The bank will ask for your Social Security number (SSN) when you open an account, and the branch may request proof of a valid SSN. You can use a number of documents to verify your Social Security number, including your official Social Security card, a recent Social Security statement or SSA-1099 or a brokerage or financial statement that contains that information.
Many local, regional and national banks allow customers to open and fund their new checking and savings accounts completely online. But while that online application process is convenient, it does not remove the identification requirement. When you apply for a new checking, savings or other bank account online, you are asked to enter the type of identification you are using, along with the identification number on that document. For instance, you can enter your driver's license number, state of issuance and expiration date to verify your identity and open your account.

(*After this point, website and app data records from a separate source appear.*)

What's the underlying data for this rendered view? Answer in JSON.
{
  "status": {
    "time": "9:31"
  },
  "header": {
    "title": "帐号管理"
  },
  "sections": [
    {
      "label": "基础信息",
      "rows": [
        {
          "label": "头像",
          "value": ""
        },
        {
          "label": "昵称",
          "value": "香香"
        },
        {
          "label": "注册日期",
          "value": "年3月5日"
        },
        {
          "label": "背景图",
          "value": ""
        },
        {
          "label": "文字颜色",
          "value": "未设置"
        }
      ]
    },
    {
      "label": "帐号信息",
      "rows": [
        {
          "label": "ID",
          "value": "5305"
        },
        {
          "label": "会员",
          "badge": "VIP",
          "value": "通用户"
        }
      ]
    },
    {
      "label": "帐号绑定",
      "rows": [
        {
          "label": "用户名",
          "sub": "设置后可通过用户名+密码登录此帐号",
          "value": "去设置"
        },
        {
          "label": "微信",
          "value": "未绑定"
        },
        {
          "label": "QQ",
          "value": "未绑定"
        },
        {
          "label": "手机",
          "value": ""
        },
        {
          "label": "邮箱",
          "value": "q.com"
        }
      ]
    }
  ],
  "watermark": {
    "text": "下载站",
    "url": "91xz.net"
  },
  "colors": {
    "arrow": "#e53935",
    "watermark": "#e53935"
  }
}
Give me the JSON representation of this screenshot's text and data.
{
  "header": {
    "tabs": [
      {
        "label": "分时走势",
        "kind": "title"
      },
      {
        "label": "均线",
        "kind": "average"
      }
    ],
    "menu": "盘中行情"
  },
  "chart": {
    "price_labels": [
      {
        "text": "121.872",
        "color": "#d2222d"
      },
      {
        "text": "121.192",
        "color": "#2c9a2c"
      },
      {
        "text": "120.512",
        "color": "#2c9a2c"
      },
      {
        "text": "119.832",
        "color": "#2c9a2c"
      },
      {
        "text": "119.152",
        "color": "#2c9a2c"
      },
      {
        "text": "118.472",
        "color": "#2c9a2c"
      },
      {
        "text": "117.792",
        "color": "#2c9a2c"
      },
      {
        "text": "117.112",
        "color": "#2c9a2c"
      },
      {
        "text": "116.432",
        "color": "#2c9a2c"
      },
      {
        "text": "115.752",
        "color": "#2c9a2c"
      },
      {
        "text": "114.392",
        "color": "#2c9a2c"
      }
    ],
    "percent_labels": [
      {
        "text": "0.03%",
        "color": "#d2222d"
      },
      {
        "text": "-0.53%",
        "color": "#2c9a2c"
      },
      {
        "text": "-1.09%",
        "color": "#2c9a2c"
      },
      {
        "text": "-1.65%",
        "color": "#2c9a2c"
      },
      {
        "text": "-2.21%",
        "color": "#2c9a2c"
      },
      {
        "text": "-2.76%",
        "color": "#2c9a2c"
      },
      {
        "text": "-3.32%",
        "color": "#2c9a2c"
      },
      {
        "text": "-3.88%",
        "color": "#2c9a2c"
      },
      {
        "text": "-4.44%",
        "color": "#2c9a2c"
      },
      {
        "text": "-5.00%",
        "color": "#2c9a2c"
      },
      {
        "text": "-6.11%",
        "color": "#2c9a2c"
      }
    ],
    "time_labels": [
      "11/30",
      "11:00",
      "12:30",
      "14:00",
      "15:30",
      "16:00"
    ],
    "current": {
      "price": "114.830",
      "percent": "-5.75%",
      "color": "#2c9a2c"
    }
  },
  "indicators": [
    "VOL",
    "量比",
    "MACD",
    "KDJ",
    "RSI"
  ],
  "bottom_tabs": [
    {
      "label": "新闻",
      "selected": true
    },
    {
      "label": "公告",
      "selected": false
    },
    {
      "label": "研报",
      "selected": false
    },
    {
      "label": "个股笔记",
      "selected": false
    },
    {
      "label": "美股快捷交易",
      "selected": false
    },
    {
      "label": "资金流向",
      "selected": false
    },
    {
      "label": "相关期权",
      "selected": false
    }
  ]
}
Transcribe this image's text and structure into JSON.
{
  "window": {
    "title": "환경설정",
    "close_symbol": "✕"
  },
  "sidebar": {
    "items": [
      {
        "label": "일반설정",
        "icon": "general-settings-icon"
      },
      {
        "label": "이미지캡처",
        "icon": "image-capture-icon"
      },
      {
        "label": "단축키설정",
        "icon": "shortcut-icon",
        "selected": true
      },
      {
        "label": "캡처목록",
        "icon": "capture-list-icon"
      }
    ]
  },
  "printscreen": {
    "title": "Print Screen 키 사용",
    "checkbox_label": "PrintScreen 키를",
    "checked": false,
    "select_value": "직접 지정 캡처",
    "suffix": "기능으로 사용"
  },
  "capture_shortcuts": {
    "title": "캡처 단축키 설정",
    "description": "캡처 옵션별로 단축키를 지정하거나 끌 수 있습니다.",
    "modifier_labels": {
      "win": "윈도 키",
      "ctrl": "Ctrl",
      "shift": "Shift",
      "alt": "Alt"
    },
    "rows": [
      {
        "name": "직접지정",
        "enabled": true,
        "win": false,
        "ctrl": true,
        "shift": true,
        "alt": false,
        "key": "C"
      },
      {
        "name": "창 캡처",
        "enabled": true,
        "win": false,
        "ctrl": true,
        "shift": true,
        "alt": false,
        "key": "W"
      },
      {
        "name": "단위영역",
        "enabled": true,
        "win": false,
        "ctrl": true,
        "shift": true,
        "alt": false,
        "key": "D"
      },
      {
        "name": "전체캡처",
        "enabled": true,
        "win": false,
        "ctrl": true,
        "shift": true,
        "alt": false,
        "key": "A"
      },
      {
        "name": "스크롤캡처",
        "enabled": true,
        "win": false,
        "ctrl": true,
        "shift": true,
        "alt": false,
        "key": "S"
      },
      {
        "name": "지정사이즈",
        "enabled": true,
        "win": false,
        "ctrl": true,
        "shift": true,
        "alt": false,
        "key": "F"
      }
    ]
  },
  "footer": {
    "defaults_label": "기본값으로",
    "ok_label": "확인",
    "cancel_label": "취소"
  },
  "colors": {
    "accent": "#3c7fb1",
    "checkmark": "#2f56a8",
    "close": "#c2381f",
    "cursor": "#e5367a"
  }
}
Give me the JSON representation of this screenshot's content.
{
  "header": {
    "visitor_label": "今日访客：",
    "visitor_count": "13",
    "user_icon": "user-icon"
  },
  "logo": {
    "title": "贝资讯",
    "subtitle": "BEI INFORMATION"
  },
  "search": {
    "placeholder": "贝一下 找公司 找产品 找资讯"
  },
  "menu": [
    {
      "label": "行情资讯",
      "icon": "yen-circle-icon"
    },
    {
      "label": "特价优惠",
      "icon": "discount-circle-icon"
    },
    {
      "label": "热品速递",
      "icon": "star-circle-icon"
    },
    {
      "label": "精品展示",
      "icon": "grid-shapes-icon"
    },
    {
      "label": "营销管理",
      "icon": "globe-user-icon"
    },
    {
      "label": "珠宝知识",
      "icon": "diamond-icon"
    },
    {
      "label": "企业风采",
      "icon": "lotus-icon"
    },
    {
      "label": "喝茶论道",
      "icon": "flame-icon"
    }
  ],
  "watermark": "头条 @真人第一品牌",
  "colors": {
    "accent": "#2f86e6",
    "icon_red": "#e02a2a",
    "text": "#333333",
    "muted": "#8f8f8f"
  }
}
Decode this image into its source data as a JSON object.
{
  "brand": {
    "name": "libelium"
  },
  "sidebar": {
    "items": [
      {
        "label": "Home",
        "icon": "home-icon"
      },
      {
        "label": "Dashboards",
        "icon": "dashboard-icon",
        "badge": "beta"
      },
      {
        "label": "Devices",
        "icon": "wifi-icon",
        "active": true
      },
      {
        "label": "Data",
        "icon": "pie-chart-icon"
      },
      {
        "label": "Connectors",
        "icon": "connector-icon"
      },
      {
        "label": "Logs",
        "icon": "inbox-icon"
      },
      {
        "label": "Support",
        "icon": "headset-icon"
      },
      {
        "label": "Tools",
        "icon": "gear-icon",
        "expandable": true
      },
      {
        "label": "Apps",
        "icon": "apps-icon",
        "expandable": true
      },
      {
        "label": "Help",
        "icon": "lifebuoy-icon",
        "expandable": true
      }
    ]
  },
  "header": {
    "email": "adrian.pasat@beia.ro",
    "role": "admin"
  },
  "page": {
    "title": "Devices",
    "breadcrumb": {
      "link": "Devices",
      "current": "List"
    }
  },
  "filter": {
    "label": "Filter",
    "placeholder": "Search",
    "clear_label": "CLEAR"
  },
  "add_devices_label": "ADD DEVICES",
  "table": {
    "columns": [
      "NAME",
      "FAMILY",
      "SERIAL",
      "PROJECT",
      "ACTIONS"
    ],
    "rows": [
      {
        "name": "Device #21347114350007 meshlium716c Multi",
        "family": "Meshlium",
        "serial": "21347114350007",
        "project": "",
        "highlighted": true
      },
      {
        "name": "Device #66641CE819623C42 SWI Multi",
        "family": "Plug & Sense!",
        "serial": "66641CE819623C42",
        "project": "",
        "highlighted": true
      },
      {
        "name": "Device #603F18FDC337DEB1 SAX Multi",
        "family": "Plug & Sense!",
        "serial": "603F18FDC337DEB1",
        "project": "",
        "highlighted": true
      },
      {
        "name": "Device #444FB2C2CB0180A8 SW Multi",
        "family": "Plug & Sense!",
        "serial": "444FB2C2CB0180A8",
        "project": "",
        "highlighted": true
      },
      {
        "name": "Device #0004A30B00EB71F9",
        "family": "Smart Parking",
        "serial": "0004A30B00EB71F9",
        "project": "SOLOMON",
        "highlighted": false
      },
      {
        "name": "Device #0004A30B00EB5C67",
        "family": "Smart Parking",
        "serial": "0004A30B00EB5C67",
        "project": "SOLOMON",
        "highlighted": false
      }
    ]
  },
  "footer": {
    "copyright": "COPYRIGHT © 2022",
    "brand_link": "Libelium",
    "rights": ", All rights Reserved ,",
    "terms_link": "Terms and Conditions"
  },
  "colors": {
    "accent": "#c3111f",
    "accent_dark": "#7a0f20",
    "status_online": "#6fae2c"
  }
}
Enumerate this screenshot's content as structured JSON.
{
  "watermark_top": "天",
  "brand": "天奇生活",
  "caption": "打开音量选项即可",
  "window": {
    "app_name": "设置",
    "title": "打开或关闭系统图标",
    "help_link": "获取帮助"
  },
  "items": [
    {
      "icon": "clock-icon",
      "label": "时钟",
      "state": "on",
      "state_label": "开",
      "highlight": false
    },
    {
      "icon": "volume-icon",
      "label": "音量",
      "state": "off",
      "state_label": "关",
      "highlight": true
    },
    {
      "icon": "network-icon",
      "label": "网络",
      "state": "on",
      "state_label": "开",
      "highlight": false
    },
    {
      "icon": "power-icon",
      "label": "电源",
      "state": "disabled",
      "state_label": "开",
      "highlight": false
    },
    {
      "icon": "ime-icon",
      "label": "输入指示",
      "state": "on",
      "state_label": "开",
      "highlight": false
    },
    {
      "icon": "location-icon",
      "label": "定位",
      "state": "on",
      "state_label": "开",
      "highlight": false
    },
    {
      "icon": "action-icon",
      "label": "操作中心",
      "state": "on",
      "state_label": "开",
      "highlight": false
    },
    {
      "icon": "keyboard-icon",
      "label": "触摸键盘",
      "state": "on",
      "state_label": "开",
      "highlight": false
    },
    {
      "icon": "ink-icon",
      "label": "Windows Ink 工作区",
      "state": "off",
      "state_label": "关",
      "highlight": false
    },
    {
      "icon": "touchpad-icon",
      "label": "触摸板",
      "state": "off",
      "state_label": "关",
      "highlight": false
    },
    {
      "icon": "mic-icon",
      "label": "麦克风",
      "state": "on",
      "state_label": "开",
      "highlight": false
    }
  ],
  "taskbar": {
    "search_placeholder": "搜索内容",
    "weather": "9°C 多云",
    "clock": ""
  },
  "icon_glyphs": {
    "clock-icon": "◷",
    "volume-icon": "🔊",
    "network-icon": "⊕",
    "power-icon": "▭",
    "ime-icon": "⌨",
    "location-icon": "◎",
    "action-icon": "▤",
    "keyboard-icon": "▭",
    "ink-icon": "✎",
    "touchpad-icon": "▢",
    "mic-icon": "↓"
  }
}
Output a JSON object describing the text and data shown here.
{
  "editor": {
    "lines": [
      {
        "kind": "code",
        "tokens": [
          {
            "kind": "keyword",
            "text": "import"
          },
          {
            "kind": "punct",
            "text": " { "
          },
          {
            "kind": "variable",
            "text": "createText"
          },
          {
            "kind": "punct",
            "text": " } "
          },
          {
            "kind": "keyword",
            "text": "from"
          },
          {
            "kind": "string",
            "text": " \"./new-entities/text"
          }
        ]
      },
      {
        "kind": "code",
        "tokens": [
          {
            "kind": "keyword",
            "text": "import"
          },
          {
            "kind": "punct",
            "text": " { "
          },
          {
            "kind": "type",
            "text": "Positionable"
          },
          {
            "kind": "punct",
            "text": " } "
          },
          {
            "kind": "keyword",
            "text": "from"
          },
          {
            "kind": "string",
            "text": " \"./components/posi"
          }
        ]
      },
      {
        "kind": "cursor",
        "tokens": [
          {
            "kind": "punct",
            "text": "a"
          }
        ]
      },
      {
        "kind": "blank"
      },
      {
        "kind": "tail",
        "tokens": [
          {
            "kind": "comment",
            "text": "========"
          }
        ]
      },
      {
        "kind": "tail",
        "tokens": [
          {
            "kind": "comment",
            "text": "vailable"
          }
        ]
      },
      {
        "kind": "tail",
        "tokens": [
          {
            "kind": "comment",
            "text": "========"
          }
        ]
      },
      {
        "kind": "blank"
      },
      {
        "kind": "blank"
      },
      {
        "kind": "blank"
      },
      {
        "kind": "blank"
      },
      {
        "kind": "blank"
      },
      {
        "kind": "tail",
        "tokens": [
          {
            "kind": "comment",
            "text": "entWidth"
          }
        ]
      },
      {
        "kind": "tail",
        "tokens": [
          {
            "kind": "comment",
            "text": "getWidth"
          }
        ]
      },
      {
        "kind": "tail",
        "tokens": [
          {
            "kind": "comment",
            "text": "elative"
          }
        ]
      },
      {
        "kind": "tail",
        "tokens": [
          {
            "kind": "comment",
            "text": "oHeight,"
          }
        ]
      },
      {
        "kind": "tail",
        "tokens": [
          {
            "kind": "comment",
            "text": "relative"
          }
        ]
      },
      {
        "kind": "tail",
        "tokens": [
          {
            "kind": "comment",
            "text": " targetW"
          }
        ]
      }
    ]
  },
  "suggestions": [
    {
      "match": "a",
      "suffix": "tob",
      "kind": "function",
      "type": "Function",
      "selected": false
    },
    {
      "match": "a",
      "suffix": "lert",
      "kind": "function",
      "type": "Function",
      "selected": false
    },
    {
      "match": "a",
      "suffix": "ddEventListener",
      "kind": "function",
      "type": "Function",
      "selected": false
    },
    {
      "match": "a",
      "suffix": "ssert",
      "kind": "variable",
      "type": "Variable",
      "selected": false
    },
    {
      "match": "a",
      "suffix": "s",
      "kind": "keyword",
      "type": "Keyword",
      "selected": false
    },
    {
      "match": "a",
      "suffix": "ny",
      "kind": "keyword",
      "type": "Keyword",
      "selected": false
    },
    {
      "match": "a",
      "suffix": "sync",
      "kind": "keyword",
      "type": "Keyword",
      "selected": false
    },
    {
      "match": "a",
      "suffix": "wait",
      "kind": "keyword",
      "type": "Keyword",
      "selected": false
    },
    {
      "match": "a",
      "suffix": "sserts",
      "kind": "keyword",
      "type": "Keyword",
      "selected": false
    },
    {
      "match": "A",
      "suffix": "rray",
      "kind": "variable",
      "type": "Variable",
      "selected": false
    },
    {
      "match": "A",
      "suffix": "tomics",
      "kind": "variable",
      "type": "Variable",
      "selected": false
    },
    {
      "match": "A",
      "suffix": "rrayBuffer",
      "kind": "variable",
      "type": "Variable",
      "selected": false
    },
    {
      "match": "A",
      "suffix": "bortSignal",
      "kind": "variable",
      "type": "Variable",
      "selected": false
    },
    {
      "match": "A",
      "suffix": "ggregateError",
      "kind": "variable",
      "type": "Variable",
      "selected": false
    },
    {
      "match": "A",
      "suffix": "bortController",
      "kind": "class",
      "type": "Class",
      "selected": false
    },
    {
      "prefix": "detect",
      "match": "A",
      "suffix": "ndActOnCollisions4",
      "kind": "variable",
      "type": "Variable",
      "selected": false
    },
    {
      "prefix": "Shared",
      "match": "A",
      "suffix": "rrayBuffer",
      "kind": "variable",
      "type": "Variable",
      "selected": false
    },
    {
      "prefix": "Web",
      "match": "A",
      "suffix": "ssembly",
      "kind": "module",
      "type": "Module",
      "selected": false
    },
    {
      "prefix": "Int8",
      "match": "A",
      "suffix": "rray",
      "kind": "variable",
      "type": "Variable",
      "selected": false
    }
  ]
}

With many banks requiring two forms of ID, it is better to be overprepared than underprepared. Make sure you have a valid government-issued photo ID, such as a driver's license, passport or military ID, to serve as your primary ID. Also have a secondary ID available, such as a major credit card or student ID. A utility bill bearing your name and address, a rental agrement with a current address, documentation of home ownership, a work ID, Social Security card and birth certificate are among the other forms of identification a bank may accept as secondary identification.